++++ MATERIAL FOR THE TASK

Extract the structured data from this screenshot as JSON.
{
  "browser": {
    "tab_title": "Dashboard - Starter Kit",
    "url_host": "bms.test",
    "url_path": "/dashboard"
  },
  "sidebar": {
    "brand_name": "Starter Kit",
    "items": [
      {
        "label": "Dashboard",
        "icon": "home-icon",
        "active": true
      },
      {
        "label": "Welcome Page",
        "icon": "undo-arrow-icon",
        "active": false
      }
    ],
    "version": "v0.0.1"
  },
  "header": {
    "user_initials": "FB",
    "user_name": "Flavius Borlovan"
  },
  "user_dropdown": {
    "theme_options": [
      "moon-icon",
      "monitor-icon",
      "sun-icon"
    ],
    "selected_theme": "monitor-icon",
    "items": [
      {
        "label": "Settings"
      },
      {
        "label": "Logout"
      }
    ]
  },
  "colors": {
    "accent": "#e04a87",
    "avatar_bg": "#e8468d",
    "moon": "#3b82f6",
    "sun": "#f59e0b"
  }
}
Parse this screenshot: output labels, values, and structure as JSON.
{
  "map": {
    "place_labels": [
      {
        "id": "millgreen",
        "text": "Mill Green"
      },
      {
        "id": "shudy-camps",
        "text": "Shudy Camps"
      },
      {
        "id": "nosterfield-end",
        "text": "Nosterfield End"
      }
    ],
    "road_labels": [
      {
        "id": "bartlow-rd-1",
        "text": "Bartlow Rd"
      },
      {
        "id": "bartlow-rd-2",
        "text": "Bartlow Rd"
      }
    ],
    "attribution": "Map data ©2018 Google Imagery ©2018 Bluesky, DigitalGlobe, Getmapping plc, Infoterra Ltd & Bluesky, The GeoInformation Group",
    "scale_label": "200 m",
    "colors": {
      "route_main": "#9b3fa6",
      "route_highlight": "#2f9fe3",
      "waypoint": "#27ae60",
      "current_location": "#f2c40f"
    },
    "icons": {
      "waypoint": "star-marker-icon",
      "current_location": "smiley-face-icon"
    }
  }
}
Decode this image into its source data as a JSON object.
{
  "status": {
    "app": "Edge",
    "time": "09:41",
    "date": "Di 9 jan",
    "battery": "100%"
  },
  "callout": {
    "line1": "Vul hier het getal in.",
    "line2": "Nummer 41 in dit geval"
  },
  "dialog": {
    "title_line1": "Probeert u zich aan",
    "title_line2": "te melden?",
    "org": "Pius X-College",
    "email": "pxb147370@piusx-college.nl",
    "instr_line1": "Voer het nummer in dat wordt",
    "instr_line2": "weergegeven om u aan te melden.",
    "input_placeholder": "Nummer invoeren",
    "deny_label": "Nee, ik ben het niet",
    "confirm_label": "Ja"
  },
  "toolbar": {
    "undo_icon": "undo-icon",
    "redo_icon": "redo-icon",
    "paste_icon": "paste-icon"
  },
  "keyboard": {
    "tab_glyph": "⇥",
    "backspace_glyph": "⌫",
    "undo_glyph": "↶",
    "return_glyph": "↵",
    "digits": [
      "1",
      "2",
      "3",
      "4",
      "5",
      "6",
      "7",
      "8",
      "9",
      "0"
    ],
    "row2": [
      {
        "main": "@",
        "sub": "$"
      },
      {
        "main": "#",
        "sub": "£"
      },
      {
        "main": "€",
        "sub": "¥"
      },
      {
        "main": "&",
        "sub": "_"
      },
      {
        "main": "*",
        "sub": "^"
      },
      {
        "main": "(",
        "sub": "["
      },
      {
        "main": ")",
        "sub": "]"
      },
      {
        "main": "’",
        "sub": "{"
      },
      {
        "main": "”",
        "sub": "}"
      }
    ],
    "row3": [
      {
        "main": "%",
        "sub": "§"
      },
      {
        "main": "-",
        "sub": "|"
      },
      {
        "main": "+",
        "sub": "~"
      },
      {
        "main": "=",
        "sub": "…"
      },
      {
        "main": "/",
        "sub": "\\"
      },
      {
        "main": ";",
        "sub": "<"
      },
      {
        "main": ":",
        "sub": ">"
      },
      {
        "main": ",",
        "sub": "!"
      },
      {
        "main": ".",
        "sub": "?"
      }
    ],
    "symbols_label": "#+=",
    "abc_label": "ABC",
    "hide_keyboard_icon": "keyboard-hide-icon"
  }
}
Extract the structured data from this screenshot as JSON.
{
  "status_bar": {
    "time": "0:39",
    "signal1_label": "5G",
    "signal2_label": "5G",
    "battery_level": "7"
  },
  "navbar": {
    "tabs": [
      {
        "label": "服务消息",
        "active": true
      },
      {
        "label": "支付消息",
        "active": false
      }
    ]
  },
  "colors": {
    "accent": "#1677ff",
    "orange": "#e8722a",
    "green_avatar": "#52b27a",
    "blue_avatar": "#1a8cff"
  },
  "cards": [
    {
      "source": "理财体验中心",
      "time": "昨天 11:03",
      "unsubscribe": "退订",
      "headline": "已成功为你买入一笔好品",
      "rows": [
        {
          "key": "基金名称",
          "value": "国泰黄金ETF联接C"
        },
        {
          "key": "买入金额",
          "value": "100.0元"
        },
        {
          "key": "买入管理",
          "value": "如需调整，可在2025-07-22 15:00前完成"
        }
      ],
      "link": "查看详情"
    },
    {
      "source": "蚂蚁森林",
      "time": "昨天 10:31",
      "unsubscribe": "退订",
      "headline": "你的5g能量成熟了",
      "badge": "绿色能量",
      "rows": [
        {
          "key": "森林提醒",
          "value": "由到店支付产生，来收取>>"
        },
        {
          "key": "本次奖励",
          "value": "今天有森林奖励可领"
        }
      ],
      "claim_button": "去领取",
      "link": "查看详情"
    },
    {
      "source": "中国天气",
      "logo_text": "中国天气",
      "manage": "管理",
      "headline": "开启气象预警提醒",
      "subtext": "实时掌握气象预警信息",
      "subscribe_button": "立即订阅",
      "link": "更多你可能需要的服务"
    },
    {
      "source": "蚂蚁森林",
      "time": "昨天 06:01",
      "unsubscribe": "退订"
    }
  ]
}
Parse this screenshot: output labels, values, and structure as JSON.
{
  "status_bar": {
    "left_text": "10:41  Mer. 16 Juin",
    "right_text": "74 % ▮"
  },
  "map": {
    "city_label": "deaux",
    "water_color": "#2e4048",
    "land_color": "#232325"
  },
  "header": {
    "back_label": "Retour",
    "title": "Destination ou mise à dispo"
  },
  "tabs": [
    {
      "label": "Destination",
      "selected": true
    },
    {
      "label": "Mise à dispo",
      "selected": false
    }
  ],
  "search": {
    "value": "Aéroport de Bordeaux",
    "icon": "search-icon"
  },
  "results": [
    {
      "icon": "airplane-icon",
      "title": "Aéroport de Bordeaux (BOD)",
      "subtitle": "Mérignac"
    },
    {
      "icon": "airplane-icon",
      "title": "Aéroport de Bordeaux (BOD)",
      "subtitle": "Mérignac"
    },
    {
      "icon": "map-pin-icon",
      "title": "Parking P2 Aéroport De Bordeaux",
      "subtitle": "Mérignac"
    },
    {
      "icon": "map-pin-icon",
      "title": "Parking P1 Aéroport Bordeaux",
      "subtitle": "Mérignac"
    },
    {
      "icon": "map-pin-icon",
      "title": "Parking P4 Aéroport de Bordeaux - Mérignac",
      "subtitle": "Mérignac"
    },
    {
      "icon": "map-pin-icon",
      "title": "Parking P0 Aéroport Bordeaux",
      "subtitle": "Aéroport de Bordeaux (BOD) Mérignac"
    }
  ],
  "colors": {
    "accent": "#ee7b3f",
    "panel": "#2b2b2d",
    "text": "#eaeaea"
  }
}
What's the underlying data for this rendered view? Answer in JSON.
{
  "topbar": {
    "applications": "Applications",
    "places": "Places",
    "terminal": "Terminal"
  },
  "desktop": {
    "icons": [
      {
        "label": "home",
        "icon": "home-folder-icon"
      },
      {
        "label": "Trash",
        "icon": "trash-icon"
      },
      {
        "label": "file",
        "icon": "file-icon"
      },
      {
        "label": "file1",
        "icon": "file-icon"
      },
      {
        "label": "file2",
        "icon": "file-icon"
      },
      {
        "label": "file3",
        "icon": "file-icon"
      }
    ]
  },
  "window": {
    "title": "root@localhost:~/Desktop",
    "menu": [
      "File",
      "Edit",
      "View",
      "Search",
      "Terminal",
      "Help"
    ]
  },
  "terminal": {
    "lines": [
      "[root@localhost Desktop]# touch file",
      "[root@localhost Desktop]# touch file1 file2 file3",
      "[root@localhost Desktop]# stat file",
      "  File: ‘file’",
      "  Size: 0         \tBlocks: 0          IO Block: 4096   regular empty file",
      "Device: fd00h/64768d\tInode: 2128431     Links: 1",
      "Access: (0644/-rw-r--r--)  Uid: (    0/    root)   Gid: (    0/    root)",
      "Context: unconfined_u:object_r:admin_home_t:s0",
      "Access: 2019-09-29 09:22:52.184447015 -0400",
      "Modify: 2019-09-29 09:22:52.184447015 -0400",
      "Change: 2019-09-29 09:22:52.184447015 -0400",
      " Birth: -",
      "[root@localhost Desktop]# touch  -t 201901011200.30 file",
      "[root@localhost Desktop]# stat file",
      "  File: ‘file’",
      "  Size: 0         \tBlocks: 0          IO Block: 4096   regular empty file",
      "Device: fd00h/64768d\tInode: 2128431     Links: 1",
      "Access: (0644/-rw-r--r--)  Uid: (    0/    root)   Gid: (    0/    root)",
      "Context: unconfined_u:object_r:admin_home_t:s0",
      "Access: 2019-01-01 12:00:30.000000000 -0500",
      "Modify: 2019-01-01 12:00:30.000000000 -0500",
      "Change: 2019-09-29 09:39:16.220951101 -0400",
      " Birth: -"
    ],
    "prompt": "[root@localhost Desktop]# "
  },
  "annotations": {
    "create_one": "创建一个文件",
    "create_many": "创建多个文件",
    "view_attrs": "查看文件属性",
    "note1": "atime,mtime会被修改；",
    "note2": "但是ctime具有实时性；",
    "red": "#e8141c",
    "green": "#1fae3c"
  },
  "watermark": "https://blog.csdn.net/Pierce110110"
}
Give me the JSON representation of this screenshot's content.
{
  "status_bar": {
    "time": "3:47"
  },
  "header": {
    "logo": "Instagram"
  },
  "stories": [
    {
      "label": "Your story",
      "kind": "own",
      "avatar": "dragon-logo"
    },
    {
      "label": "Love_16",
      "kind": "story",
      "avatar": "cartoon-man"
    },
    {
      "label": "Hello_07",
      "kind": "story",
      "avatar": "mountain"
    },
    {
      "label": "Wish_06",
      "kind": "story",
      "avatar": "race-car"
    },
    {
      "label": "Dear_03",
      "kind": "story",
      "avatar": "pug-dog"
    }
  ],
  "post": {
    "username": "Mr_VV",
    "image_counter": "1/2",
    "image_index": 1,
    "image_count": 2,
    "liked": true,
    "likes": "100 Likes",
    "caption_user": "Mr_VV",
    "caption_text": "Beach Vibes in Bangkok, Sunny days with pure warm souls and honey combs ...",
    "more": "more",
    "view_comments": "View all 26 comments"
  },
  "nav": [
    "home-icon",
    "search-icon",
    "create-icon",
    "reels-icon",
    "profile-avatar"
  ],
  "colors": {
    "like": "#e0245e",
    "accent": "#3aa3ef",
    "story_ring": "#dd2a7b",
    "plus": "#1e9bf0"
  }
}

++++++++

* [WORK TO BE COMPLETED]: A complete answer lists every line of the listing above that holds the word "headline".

* [RESPONSE TO THIS TASK]:
      "headline": "已成功为你买入一笔好品",
      "headline": "你的5g能量成熟了",
      "headline": "开启气象预警提醒",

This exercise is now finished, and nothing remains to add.